Exercise: Lines in the listing below that include the word "true" need to be copied.

+++

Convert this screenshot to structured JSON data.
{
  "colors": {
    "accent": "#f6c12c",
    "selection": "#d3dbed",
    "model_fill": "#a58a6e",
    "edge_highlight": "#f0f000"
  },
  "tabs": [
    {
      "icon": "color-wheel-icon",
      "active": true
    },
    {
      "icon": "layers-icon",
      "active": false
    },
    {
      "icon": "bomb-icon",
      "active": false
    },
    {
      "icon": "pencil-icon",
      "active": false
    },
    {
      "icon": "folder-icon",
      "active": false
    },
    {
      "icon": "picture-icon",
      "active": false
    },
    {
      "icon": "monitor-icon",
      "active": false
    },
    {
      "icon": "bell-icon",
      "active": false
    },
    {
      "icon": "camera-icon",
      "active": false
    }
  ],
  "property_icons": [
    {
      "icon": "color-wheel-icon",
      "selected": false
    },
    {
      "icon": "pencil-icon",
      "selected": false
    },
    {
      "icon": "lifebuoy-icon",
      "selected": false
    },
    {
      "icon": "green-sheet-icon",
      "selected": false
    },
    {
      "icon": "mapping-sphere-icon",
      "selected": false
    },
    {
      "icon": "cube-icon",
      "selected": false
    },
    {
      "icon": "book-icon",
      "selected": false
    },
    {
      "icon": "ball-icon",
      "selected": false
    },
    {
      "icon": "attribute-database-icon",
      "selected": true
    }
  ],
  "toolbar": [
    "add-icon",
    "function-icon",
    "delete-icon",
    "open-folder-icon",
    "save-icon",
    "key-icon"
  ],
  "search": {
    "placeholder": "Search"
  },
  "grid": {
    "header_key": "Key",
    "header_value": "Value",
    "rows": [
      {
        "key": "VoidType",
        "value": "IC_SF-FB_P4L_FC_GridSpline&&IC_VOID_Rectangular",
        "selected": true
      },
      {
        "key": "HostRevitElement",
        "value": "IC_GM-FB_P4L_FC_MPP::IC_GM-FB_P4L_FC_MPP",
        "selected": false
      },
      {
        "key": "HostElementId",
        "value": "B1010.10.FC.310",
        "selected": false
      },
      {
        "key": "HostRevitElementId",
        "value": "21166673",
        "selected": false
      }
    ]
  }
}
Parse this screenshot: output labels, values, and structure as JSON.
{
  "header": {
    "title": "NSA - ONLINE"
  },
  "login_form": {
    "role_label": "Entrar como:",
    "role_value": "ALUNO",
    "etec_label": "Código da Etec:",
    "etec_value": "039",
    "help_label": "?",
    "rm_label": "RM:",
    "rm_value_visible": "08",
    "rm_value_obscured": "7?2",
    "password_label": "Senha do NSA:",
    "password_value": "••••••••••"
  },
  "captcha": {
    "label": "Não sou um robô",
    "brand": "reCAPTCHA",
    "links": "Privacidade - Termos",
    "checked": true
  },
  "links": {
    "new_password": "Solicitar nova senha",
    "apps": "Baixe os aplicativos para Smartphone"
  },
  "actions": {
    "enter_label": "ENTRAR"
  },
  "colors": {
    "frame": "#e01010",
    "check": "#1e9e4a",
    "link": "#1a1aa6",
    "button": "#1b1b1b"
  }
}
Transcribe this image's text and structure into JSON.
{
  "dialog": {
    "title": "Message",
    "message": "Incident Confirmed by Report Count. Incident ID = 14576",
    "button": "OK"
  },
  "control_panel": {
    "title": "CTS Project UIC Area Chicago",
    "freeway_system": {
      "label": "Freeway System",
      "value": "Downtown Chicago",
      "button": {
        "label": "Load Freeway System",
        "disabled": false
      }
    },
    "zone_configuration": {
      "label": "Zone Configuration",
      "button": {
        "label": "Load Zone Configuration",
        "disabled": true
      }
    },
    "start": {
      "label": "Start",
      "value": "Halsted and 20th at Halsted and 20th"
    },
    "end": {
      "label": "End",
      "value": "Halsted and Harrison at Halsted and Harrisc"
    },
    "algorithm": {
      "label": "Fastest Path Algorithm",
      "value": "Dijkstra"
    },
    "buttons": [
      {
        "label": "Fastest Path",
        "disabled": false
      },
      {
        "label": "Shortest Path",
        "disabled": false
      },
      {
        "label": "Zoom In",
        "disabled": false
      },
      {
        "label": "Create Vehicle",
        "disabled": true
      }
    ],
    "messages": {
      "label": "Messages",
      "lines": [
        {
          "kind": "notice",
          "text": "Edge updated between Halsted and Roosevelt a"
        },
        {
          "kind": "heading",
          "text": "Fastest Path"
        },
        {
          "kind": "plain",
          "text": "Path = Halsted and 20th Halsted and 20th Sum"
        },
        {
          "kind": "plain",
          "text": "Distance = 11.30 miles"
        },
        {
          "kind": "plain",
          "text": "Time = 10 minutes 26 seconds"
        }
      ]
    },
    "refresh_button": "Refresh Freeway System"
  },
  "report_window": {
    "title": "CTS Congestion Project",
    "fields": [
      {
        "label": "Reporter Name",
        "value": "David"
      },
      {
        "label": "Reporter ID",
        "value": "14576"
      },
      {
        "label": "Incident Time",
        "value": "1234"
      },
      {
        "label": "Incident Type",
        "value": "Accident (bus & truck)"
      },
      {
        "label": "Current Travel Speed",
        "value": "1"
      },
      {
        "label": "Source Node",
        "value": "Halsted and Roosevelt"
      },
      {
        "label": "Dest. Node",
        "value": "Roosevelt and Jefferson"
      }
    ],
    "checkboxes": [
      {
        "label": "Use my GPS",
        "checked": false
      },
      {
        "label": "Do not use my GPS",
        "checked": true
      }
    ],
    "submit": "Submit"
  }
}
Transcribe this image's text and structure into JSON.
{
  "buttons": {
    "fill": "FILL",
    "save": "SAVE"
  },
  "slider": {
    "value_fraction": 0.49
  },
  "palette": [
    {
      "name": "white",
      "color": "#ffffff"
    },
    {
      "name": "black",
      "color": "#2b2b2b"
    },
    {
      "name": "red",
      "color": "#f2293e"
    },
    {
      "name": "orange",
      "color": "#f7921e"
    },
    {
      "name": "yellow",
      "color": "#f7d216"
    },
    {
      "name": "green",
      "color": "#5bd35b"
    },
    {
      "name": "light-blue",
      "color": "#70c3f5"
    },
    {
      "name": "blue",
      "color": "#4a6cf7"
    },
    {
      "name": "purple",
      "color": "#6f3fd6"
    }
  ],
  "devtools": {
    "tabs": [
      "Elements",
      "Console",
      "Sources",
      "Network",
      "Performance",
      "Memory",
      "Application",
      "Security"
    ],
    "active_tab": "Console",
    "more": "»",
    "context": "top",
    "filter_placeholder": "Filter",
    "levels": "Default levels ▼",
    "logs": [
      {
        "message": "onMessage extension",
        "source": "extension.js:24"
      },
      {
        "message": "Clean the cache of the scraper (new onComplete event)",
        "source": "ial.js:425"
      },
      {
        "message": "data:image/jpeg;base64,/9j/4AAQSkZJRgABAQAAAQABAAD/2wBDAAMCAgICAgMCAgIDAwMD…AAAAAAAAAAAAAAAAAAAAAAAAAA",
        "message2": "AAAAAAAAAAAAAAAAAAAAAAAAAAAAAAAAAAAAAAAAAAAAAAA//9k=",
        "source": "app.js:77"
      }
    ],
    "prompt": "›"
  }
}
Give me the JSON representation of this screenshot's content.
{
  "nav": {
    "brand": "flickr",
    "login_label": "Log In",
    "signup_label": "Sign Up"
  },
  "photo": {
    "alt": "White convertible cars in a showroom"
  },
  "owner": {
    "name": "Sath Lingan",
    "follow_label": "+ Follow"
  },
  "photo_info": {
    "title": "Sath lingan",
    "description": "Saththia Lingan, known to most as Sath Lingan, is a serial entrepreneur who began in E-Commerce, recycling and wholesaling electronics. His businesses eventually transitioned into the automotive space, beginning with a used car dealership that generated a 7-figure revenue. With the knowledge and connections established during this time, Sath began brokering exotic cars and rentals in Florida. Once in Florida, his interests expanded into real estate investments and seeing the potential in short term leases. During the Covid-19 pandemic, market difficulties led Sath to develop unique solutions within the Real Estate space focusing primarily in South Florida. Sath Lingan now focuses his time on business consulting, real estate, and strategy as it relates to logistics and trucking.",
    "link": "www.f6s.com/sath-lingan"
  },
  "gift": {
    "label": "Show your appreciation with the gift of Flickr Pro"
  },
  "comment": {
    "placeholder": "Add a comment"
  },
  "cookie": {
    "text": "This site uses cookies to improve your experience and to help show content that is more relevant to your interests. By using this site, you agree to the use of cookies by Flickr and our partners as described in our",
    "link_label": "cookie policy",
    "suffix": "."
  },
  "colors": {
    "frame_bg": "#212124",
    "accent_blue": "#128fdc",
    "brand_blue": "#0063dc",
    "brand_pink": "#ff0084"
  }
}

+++

Task solution:
      "active": true
      "selected": true
        "selected": true
    "checked": true
        "disabled": true
        "disabled": true
        "checked": true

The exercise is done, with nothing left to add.